Ann Curry Breaks Her Silence Five Years After Leaving 'Today'

In wake of the news that her former Today show co-host Matt Lauer is accused of sexual misconduct by several show staffers, Ann Curry has finally broken her silence five years after leaving.

Speaking exclusively to PEOPLE, Curry talked about leaving and how "it hurt like hell."

"It hurt so much, but I learned a lot about myself. I can say I’ve done nothing wrong. I’ve been honest and true. I’ve tried to stay pure. I’ve tried to not respond in a knee-jerk manner, and I’ve stayed very close to who I am. So it hurt, but I’m also proud of myself," she added.

Curry spent less than a year on Today, eventually getting fired. She said at the time, "I’m sorry I couldn’t carry the ball over the finish line, but, man, I did try!"

Rumors began circulating that Lauer was the reason she was let go, and with the new reports of him being accused of misusing his position for sexual purposes, many believe this is a reckoning for what happened with Curry. She does not see it that way, however.

I’m not going to say it wasn’t hard,” Curry says of how she has coped with lingering resentment. “But I had to let go. And I learned that when you not only let go but open your arms wide and learn the lessons that an experience — no matter how bad — can teach you, that’s when you rise.”

“I can say today I’m stronger now,” Curry added. “I’m smarter. I’m happier, as happy as I’ve ever been. And my compassion has only grown. When you go through the pain and learn the lessons, you will be changed for the better.”

The 61-year-old mother of two also said, "Experience has taught me, as a journalist, the No. 1 thing you have to be is humble. It’s not about you."

Curry has remained fairly low-key since her 2012 exit from Today, but is returning to TV this year.

On Jan. 23 Curry will kick off We’ll Meet Again, a brand new six-part docuseries airing on PBS.

“I’ve always thought of journalism as a service profession. I’m in it to give, not to get. This show lets me explore people’s beautiful wishes to reconnect with the people who helped them survive,” Curry said of the series.

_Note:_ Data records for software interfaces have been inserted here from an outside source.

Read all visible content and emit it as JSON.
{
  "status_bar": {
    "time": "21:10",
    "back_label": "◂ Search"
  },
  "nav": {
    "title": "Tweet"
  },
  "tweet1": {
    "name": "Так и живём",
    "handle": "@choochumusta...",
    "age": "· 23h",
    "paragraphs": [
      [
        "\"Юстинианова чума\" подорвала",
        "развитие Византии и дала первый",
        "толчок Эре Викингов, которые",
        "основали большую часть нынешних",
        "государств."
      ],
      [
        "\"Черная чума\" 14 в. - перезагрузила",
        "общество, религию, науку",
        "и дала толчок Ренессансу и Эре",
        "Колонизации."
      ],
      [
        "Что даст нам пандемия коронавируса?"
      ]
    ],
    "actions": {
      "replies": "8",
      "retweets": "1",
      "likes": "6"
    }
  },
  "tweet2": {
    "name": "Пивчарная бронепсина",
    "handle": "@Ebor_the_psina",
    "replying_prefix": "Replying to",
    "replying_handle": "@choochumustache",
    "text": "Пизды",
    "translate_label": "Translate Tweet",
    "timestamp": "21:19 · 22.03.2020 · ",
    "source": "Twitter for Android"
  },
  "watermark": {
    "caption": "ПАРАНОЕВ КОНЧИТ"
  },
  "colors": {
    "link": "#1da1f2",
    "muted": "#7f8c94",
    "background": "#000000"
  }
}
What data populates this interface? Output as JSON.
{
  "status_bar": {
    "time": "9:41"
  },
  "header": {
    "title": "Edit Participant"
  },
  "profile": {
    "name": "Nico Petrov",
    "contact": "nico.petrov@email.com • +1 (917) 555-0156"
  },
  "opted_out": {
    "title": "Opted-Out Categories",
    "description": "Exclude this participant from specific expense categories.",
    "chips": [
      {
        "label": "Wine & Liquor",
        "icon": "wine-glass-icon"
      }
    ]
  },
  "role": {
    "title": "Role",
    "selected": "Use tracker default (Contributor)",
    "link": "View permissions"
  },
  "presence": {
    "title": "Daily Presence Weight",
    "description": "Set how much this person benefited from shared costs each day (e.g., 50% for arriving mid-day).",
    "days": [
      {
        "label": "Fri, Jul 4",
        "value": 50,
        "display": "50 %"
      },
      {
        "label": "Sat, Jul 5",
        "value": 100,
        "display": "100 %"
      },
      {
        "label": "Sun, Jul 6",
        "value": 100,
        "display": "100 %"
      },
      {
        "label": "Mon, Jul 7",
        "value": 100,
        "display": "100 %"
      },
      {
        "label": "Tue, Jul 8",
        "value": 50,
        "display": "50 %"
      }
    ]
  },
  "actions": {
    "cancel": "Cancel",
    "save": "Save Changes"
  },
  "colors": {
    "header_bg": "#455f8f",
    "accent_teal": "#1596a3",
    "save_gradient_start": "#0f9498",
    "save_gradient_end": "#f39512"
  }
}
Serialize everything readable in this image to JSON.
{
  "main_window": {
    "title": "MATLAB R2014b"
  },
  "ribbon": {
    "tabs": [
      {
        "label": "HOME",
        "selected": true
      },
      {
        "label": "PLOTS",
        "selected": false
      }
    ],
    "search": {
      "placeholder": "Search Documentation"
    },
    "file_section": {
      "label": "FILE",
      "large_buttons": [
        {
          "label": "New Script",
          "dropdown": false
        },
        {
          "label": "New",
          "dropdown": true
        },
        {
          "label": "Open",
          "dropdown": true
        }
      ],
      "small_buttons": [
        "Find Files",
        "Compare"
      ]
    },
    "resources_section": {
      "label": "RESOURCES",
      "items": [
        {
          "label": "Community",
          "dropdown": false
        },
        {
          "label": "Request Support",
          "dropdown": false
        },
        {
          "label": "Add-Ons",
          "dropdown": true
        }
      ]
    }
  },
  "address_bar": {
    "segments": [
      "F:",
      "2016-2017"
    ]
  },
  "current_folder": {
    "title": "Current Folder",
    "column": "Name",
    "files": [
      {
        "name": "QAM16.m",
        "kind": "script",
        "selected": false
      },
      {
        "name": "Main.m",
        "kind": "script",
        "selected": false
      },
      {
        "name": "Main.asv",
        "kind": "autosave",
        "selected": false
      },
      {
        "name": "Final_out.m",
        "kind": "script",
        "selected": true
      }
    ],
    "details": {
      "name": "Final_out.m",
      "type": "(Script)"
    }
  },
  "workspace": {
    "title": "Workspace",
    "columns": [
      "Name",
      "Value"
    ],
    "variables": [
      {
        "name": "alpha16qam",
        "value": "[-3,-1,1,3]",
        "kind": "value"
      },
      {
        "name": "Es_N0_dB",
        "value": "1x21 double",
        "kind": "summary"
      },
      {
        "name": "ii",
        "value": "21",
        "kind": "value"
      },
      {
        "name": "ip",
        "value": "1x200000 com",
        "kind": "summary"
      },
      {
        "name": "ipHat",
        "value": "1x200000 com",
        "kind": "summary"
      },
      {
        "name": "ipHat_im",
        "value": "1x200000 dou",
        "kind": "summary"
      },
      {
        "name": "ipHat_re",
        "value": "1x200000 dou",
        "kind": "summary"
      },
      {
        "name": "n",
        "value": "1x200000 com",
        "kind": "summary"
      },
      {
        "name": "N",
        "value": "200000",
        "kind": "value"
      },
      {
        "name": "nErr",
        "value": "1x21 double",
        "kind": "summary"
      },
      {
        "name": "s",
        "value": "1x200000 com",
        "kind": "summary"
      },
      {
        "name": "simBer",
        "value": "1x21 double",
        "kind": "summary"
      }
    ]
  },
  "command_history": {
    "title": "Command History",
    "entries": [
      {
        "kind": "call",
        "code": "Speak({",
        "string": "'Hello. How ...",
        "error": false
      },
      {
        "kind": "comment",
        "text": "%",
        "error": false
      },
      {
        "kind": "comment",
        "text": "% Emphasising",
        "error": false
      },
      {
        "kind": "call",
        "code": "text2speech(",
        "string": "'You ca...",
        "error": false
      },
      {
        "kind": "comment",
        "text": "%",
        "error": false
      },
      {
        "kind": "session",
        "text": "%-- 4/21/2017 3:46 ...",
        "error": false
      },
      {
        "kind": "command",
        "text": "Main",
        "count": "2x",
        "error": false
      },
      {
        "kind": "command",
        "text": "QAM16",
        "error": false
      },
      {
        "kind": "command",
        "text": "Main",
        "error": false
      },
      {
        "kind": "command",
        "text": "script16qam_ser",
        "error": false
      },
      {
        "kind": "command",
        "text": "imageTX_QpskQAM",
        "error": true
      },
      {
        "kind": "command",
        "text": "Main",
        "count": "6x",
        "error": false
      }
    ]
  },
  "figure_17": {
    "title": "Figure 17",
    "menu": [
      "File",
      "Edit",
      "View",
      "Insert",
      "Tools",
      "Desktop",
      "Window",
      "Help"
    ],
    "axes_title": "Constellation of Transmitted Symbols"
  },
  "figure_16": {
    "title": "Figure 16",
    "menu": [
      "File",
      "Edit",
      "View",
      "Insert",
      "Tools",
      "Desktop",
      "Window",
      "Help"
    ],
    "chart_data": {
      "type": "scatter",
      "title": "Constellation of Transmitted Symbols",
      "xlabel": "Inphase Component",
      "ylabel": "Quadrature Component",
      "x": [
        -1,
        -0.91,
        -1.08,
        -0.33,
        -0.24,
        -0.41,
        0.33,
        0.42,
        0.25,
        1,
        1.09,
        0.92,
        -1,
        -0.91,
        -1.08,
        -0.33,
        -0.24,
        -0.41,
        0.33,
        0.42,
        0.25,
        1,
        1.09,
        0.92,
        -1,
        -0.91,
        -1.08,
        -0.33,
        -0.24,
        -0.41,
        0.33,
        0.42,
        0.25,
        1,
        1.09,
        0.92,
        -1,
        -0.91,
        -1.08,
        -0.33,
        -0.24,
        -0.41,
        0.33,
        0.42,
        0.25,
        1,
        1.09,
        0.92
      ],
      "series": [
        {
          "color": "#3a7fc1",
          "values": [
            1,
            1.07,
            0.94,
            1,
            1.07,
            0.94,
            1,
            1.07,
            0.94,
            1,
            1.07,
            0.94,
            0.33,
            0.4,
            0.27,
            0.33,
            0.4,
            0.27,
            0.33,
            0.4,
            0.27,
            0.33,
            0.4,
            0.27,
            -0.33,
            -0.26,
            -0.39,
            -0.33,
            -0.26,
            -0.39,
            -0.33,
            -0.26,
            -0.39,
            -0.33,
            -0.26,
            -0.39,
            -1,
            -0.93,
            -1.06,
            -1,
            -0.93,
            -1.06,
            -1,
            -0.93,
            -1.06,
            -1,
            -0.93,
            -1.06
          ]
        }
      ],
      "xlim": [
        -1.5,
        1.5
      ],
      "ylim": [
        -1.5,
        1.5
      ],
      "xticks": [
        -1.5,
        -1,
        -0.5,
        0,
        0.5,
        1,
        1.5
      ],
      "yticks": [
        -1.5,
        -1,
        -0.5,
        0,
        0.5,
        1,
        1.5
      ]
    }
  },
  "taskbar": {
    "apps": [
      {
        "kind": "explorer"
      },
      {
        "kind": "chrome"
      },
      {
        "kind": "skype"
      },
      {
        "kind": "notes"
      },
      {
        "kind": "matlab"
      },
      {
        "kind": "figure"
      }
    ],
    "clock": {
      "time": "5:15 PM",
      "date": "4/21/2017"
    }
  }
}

“The power we have to do good and to have compassion lives deep within us all, and I believe it’s something we need to be reminded of,” she added. “There are times we forget it exists, and we may be living in one of those times right now. But the capacity for good is still there. It exists, and it will rise again.”